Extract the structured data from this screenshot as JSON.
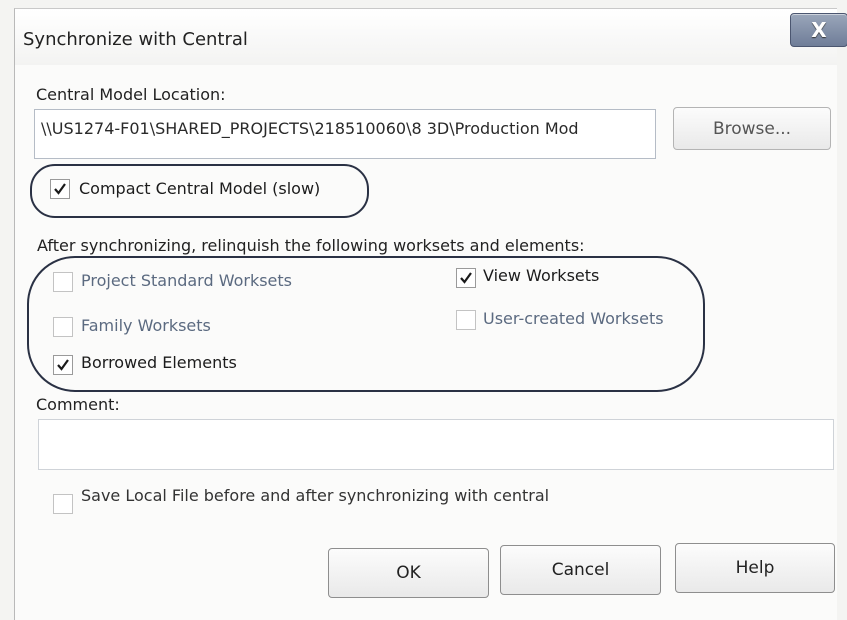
{
  "dialog": {
    "title": "Synchronize with Central",
    "close_glyph": "X"
  },
  "central_model": {
    "label": "Central Model Location:",
    "path": "\\\\US1274-F01\\SHARED_PROJECTS\\218510060\\8 3D\\Production Mod",
    "browse_label": "Browse..."
  },
  "compact": {
    "label": "Compact Central Model (slow)",
    "checked": true
  },
  "relinquish": {
    "heading": "After synchronizing, relinquish the following worksets and elements:",
    "items": [
      {
        "label": "Project Standard Worksets",
        "checked": false,
        "enabled": false
      },
      {
        "label": "Family Worksets",
        "checked": false,
        "enabled": false
      },
      {
        "label": "Borrowed Elements",
        "checked": true,
        "enabled": true
      },
      {
        "label": "View Worksets",
        "checked": true,
        "enabled": true
      },
      {
        "label": "User-created Worksets",
        "checked": false,
        "enabled": false
      }
    ]
  },
  "comment": {
    "label": "Comment:",
    "value": ""
  },
  "save_local": {
    "label": "Save Local File before and after synchronizing with central",
    "checked": false
  },
  "buttons": {
    "ok": "OK",
    "cancel": "Cancel",
    "help": "Help"
  },
  "icons": {
    "close": "close-icon",
    "check": "checkmark-icon"
  }
}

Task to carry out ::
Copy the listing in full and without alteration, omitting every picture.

Solution ::
Extract the structured data from this screenshot as JSON.
{
  "dialog": {
    "title": "Synchronize with Central",
    "close_glyph": "X"
  },
  "central_model": {
    "label": "Central Model Location:",
    "path": "\\\\US1274-F01\\SHARED_PROJECTS\\218510060\\8 3D\\Production Mod",
    "browse_label": "Browse..."
  },
  "compact": {
    "label": "Compact Central Model (slow)",
    "checked": true
  },
  "relinquish": {
    "heading": "After synchronizing, relinquish the following worksets and elements:",
    "items": [
      {
        "label": "Project Standard Worksets",
        "checked": false,
        "enabled": false
      },
      {
        "label": "Family Worksets",
        "checked": false,
        "enabled": false
      },
      {
        "label": "Borrowed Elements",
        "checked": true,
        "enabled": true
      },
      {
        "label": "View Worksets",
        "checked": true,
        "enabled": true
      },
      {
        "label": "User-created Worksets",
        "checked": false,
        "enabled": false
      }
    ]
  },
  "comment": {
    "label": "Comment:",
    "value": ""
  },
  "save_local": {
    "label": "Save Local File before and after synchronizing with central",
    "checked": false
  },
  "buttons": {
    "ok": "OK",
    "cancel": "Cancel",
    "help": "Help"
  },
  "icons": {
    "close": "close-icon",
    "check": "checkmark-icon"
  }
}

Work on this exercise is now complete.